Your task:
In the data that follows, every line containing the word "path" should be returned.

Exercise inputs:
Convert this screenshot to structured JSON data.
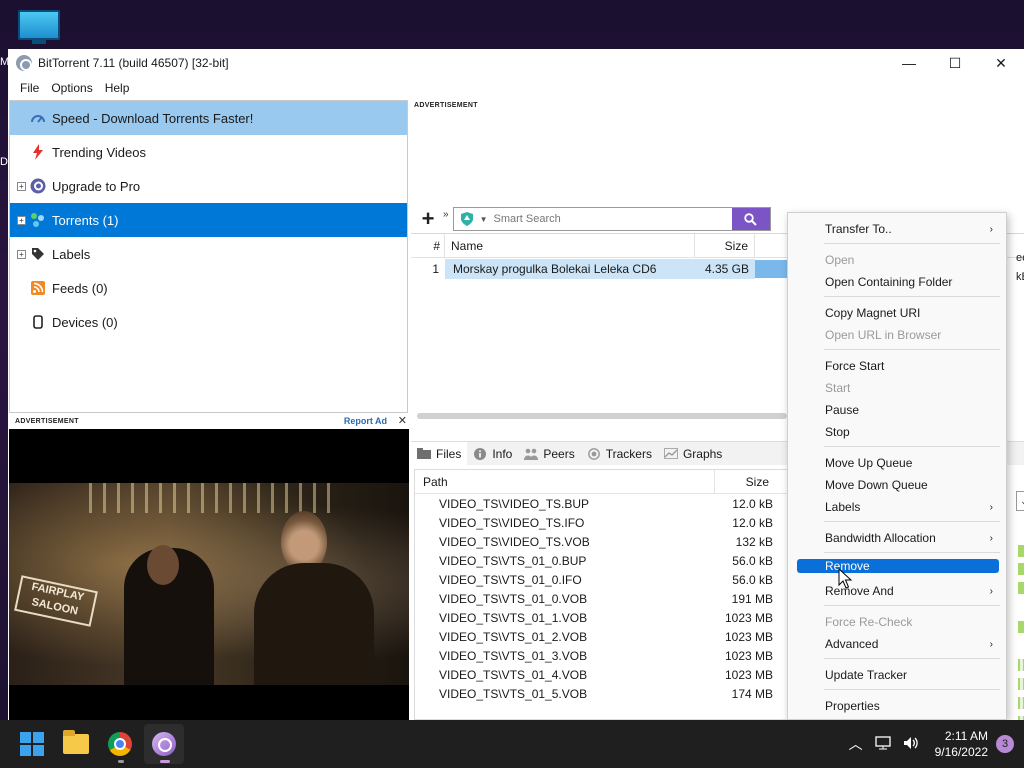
{
  "desktop": {
    "edge_letter_top": "M",
    "edge_letter_mid": "D"
  },
  "window": {
    "title": "BitTorrent 7.11  (build 46507) [32-bit]",
    "controls": {
      "minimize": "—",
      "maximize": "☐",
      "close": "✕"
    }
  },
  "menu": [
    "File",
    "Options",
    "Help"
  ],
  "sidebar": {
    "items": [
      {
        "label": "Speed - Download Torrents Faster!",
        "icon": "speed-gauge-icon"
      },
      {
        "label": "Trending Videos",
        "icon": "lightning-icon"
      },
      {
        "label": "Upgrade to Pro",
        "icon": "bittorrent-logo-icon"
      },
      {
        "label": "Torrents (1)",
        "icon": "torrents-icon"
      },
      {
        "label": "Labels",
        "icon": "tag-icon"
      },
      {
        "label": "Feeds (0)",
        "icon": "rss-icon"
      },
      {
        "label": "Devices (0)",
        "icon": "device-icon"
      }
    ]
  },
  "ads": {
    "top_label": "ADVERTISEMENT",
    "left_label": "ADVERTISEMENT",
    "report": "Report Ad",
    "close": "✕",
    "video_sign": "FAIRPLAY SALOON"
  },
  "toolbar": {
    "more": "»",
    "search_placeholder": "Smart Search"
  },
  "torrent_list": {
    "headers": {
      "num": "#",
      "name": "Name",
      "size": "Size"
    },
    "rows": [
      {
        "num": "1",
        "name": "Morskay progulka Bolekai Leleka CD6",
        "size": "4.35 GB"
      }
    ]
  },
  "tabs": [
    "Files",
    "Info",
    "Peers",
    "Trackers",
    "Graphs"
  ],
  "files": {
    "headers": {
      "path": "Path",
      "size": "Size"
    },
    "rows": [
      {
        "path": "VIDEO_TS\\VIDEO_TS.BUP",
        "size": "12.0 kB"
      },
      {
        "path": "VIDEO_TS\\VIDEO_TS.IFO",
        "size": "12.0 kB"
      },
      {
        "path": "VIDEO_TS\\VIDEO_TS.VOB",
        "size": "132 kB"
      },
      {
        "path": "VIDEO_TS\\VTS_01_0.BUP",
        "size": "56.0 kB"
      },
      {
        "path": "VIDEO_TS\\VTS_01_0.IFO",
        "size": "56.0 kB"
      },
      {
        "path": "VIDEO_TS\\VTS_01_0.VOB",
        "size": "191 MB"
      },
      {
        "path": "VIDEO_TS\\VTS_01_1.VOB",
        "size": "1023 MB"
      },
      {
        "path": "VIDEO_TS\\VTS_01_2.VOB",
        "size": "1023 MB"
      },
      {
        "path": "VIDEO_TS\\VTS_01_3.VOB",
        "size": "1023 MB"
      },
      {
        "path": "VIDEO_TS\\VTS_01_4.VOB",
        "size": "1023 MB"
      },
      {
        "path": "VIDEO_TS\\VTS_01_5.VOB",
        "size": "174 MB"
      }
    ]
  },
  "context_menu": {
    "transfer_to": "Transfer To..",
    "open": "Open",
    "open_folder": "Open Containing Folder",
    "copy_magnet": "Copy Magnet URI",
    "open_url": "Open URL in Browser",
    "force_start": "Force Start",
    "start": "Start",
    "pause": "Pause",
    "stop": "Stop",
    "move_up": "Move Up Queue",
    "move_down": "Move Down Queue",
    "labels": "Labels",
    "bandwidth": "Bandwidth Allocation",
    "remove": "Remove",
    "remove_and": "Remove And",
    "force_recheck": "Force Re-Check",
    "advanced": "Advanced",
    "update_tracker": "Update Tracker",
    "properties": "Properties",
    "arrow": "›"
  },
  "peek": {
    "col_head": "ee",
    "speed": "kB/"
  },
  "taskbar": {
    "time": "2:11 AM",
    "date": "9/16/2022",
    "notifications": "3",
    "tray_chevron": "︿"
  },
  "colors": {
    "accent": "#0078d7",
    "hover": "#99c9ef",
    "search_button": "#7b54c6",
    "menu_highlight": "#0a6fd8"
  }
}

Expected output:
      "path": "Path",
        "path": "VIDEO_TS\\VIDEO_TS.BUP",
        "path": "VIDEO_TS\\VIDEO_TS.IFO",
        "path": "VIDEO_TS\\VIDEO_TS.VOB",
        "path": "VIDEO_TS\\VTS_01_0.BUP",
        "path": "VIDEO_TS\\VTS_01_0.IFO",
        "path": "VIDEO_TS\\VTS_01_0.VOB",
        "path": "VIDEO_TS\\VTS_01_1.VOB",
        "path": "VIDEO_TS\\VTS_01_2.VOB",
        "path": "VIDEO_TS\\VTS_01_3.VOB",
        "path": "VIDEO_TS\\VTS_01_4.VOB",
        "path": "VIDEO_TS\\VTS_01_5.VOB",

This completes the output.